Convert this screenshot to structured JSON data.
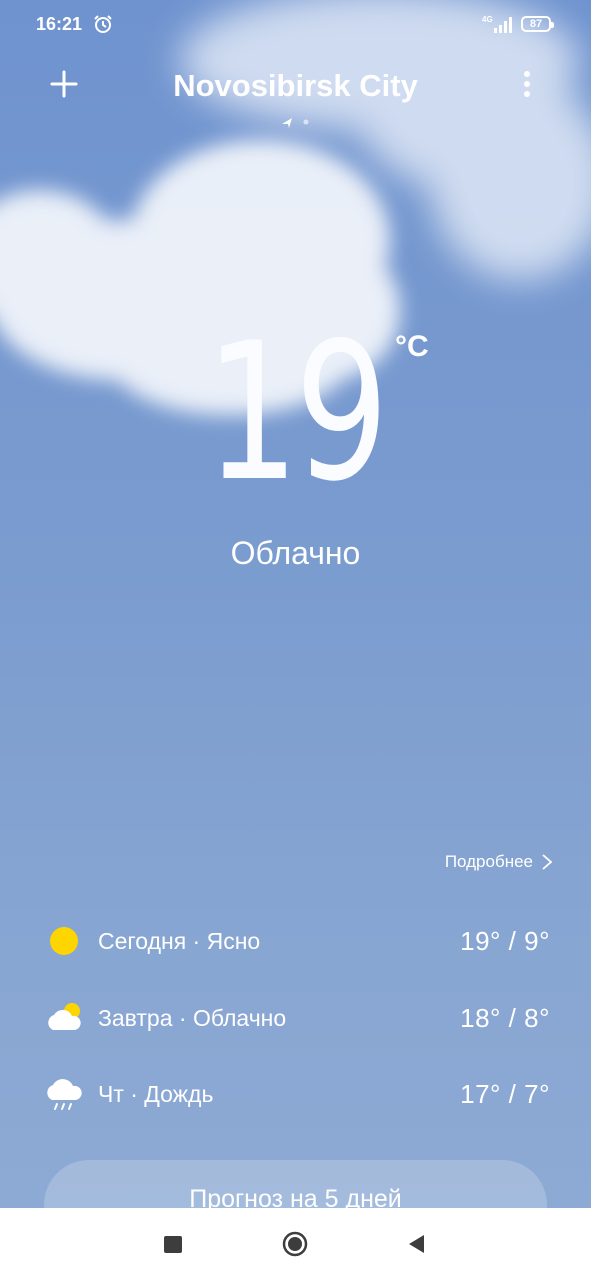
{
  "status_bar": {
    "time": "16:21",
    "network": "4G",
    "battery": "87"
  },
  "header": {
    "city": "Novosibirsk City"
  },
  "current": {
    "temperature": "19",
    "unit": "°C",
    "condition": "Облачно"
  },
  "details_link": "Подробнее",
  "forecast": [
    {
      "label": "Сегодня · Ясно",
      "temps": "19° / 9°",
      "icon": "sun-icon"
    },
    {
      "label": "Завтра · Облачно",
      "temps": "18° / 8°",
      "icon": "partly-cloudy-icon"
    },
    {
      "label": "Чт · Дождь",
      "temps": "17° / 7°",
      "icon": "rain-icon"
    }
  ],
  "five_day_button": "Прогноз на 5 дней",
  "colors": {
    "sun": "#ffd500",
    "nav_bar": "#ffffff"
  }
}
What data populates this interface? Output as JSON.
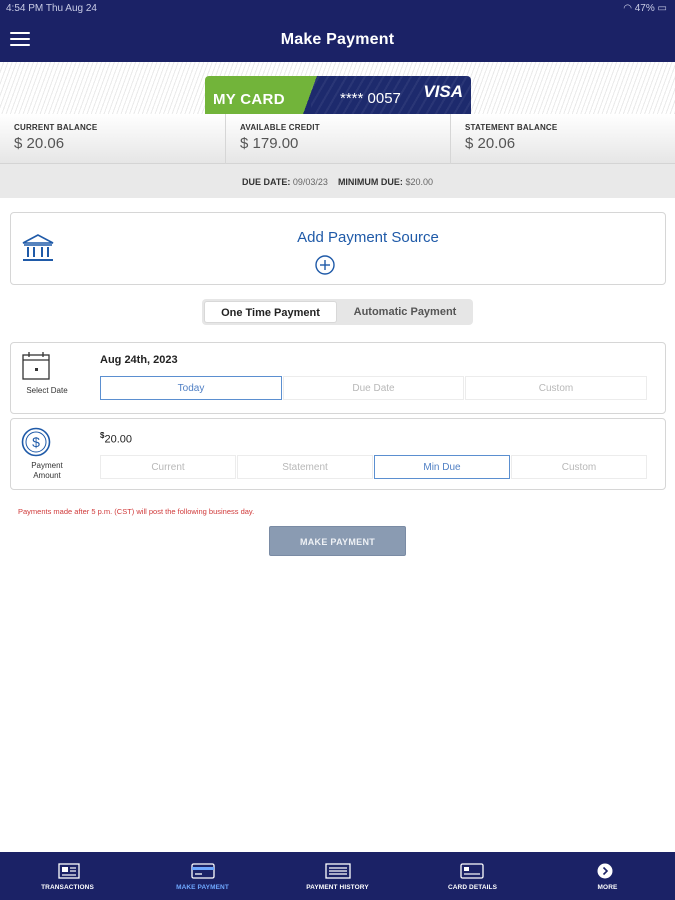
{
  "status": {
    "time": "4:54 PM  Thu Aug 24",
    "battery": "47%"
  },
  "header": {
    "title": "Make Payment"
  },
  "card": {
    "name": "MY CARD",
    "number": "**** 0057",
    "brand": "VISA"
  },
  "balances": [
    {
      "label": "CURRENT BALANCE",
      "value": "$ 20.06"
    },
    {
      "label": "AVAILABLE CREDIT",
      "value": "$ 179.00"
    },
    {
      "label": "STATEMENT BALANCE",
      "value": "$ 20.06"
    }
  ],
  "due": {
    "date_label": "DUE DATE:",
    "date": "09/03/23",
    "min_label": "MINIMUM DUE:",
    "min": "$20.00"
  },
  "add_source": {
    "label": "Add Payment Source"
  },
  "payment_type": {
    "one_time": "One Time Payment",
    "automatic": "Automatic Payment"
  },
  "date_row": {
    "label": "Select Date",
    "value": "Aug 24th, 2023",
    "options": [
      "Today",
      "Due Date",
      "Custom"
    ],
    "selected": "Today"
  },
  "amount_row": {
    "label": "Payment Amount",
    "currency_symbol": "$",
    "value": "20.00",
    "options": [
      "Current",
      "Statement",
      "Min Due",
      "Custom"
    ],
    "selected": "Min Due"
  },
  "notice": "Payments made after 5 p.m. (CST) will post the following business day.",
  "make_payment_button": "MAKE PAYMENT",
  "nav": [
    {
      "label": "TRANSACTIONS",
      "icon": "transactions-icon"
    },
    {
      "label": "MAKE PAYMENT",
      "icon": "card-payment-icon",
      "active": true
    },
    {
      "label": "PAYMENT HISTORY",
      "icon": "payment-history-icon"
    },
    {
      "label": "CARD DETAILS",
      "icon": "card-details-icon"
    },
    {
      "label": "MORE",
      "icon": "chevron-right-circle-icon"
    }
  ],
  "colors": {
    "header": "#1b2266",
    "accent": "#1f5aa8",
    "card_green": "#72b43a",
    "warning": "#d03a3a"
  }
}
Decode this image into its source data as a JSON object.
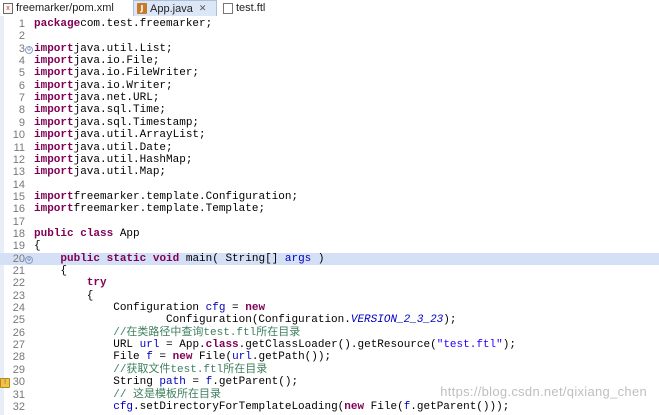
{
  "tabs": [
    {
      "label": "freemarker/pom.xml",
      "icon": "xml-file-icon",
      "active": false
    },
    {
      "label": "App.java",
      "icon": "java-file-icon",
      "active": true
    },
    {
      "label": "test.ftl",
      "icon": "text-file-icon",
      "active": false
    }
  ],
  "close_glyph": "✕",
  "editor": {
    "lines": [
      {
        "n": "1",
        "tokens": [
          [
            "kw",
            "package"
          ],
          [
            "",
            "com.test.freemarker;"
          ]
        ]
      },
      {
        "n": "2",
        "tokens": []
      },
      {
        "n": "3",
        "fold": "⊖",
        "tokens": [
          [
            "kw",
            "import"
          ],
          [
            "",
            "java.util.List;"
          ]
        ]
      },
      {
        "n": "4",
        "tokens": [
          [
            "kw",
            "import"
          ],
          [
            "",
            "java.io.File;"
          ]
        ]
      },
      {
        "n": "5",
        "tokens": [
          [
            "kw",
            "import"
          ],
          [
            "",
            "java.io.FileWriter;"
          ]
        ]
      },
      {
        "n": "6",
        "tokens": [
          [
            "kw",
            "import"
          ],
          [
            "",
            "java.io.Writer;"
          ]
        ]
      },
      {
        "n": "7",
        "tokens": [
          [
            "kw",
            "import"
          ],
          [
            "",
            "java.net.URL;"
          ]
        ]
      },
      {
        "n": "8",
        "tokens": [
          [
            "kw",
            "import"
          ],
          [
            "",
            "java.sql.Time;"
          ]
        ]
      },
      {
        "n": "9",
        "tokens": [
          [
            "kw",
            "import"
          ],
          [
            "",
            "java.sql.Timestamp;"
          ]
        ]
      },
      {
        "n": "10",
        "tokens": [
          [
            "kw",
            "import"
          ],
          [
            "",
            "java.util.ArrayList;"
          ]
        ]
      },
      {
        "n": "11",
        "tokens": [
          [
            "kw",
            "import"
          ],
          [
            "",
            "java.util.Date;"
          ]
        ]
      },
      {
        "n": "12",
        "tokens": [
          [
            "kw",
            "import"
          ],
          [
            "",
            "java.util.HashMap;"
          ]
        ]
      },
      {
        "n": "13",
        "tokens": [
          [
            "kw",
            "import"
          ],
          [
            "",
            "java.util.Map;"
          ]
        ]
      },
      {
        "n": "14",
        "tokens": []
      },
      {
        "n": "15",
        "tokens": [
          [
            "kw",
            "import"
          ],
          [
            "",
            "freemarker.template.Configuration;"
          ]
        ]
      },
      {
        "n": "16",
        "tokens": [
          [
            "kw",
            "import"
          ],
          [
            "",
            "freemarker.template.Template;"
          ]
        ]
      },
      {
        "n": "17",
        "tokens": []
      },
      {
        "n": "18",
        "tokens": [
          [
            "kw",
            "public"
          ],
          [
            "",
            " "
          ],
          [
            "kw",
            "class"
          ],
          [
            "",
            " App"
          ]
        ]
      },
      {
        "n": "19",
        "tokens": [
          [
            "",
            "{"
          ]
        ]
      },
      {
        "n": "20",
        "fold": "⊖",
        "hl": true,
        "tokens": [
          [
            "",
            "    "
          ],
          [
            "kw",
            "public"
          ],
          [
            "",
            " "
          ],
          [
            "kw",
            "static"
          ],
          [
            "",
            " "
          ],
          [
            "kw",
            "void"
          ],
          [
            "",
            " main( String[] "
          ],
          [
            "var",
            "args"
          ],
          [
            "",
            " )"
          ]
        ]
      },
      {
        "n": "21",
        "tokens": [
          [
            "",
            "    {"
          ]
        ]
      },
      {
        "n": "22",
        "tokens": [
          [
            "",
            "        "
          ],
          [
            "kw",
            "try"
          ]
        ]
      },
      {
        "n": "23",
        "tokens": [
          [
            "",
            "        {"
          ]
        ]
      },
      {
        "n": "24",
        "tokens": [
          [
            "",
            "            Configuration "
          ],
          [
            "var",
            "cfg"
          ],
          [
            "",
            " = "
          ],
          [
            "kw",
            "new"
          ]
        ]
      },
      {
        "n": "25",
        "tokens": [
          [
            "",
            "                    Configuration(Configuration."
          ],
          [
            "sfield",
            "VERSION_2_3_23"
          ],
          [
            "",
            ");"
          ]
        ]
      },
      {
        "n": "26",
        "tokens": [
          [
            "",
            "            "
          ],
          [
            "cmt",
            "//在类路径中查询test.ftl所在目录"
          ]
        ]
      },
      {
        "n": "27",
        "tokens": [
          [
            "",
            "            URL "
          ],
          [
            "var",
            "url"
          ],
          [
            "",
            " = App."
          ],
          [
            "kw",
            "class"
          ],
          [
            "",
            ".getClassLoader().getResource("
          ],
          [
            "str",
            "\"test.ftl\""
          ],
          [
            "",
            ");"
          ]
        ]
      },
      {
        "n": "28",
        "tokens": [
          [
            "",
            "            File "
          ],
          [
            "var",
            "f"
          ],
          [
            "",
            " = "
          ],
          [
            "kw",
            "new"
          ],
          [
            "",
            " File("
          ],
          [
            "var",
            "url"
          ],
          [
            "",
            ".getPath());"
          ]
        ]
      },
      {
        "n": "29",
        "tokens": [
          [
            "",
            "            "
          ],
          [
            "cmt",
            "//获取文件test.ftl所在目录"
          ]
        ]
      },
      {
        "n": "30",
        "warn": "!",
        "tokens": [
          [
            "",
            "            String "
          ],
          [
            "var",
            "path"
          ],
          [
            "",
            " = "
          ],
          [
            "var",
            "f"
          ],
          [
            "",
            ".getParent();"
          ]
        ]
      },
      {
        "n": "31",
        "tokens": [
          [
            "",
            "            "
          ],
          [
            "cmt",
            "// 这是模板所在目录"
          ]
        ]
      },
      {
        "n": "32",
        "tokens": [
          [
            "",
            "            "
          ],
          [
            "var",
            "cfg"
          ],
          [
            "",
            ".setDirectoryForTemplateLoading("
          ],
          [
            "kw",
            "new"
          ],
          [
            "",
            " File("
          ],
          [
            "var",
            "f"
          ],
          [
            "",
            ".getParent()));"
          ]
        ]
      }
    ]
  },
  "watermark": "https://blog.csdn.net/qixiang_chen",
  "colors": {
    "keyword": "#7f0055",
    "variable": "#0000c0",
    "string": "#2a00ff",
    "comment": "#3f7f5f",
    "line_number": "#787878",
    "active_tab": "#dbe7f7"
  }
}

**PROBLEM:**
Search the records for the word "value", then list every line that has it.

**OUTPUT:**
      "value": "$ 20.06"
      "value": "$ 179.00"
      "value": "$ 20.06"
    "value": "Aug 24th, 2023",
    "value": "20.00",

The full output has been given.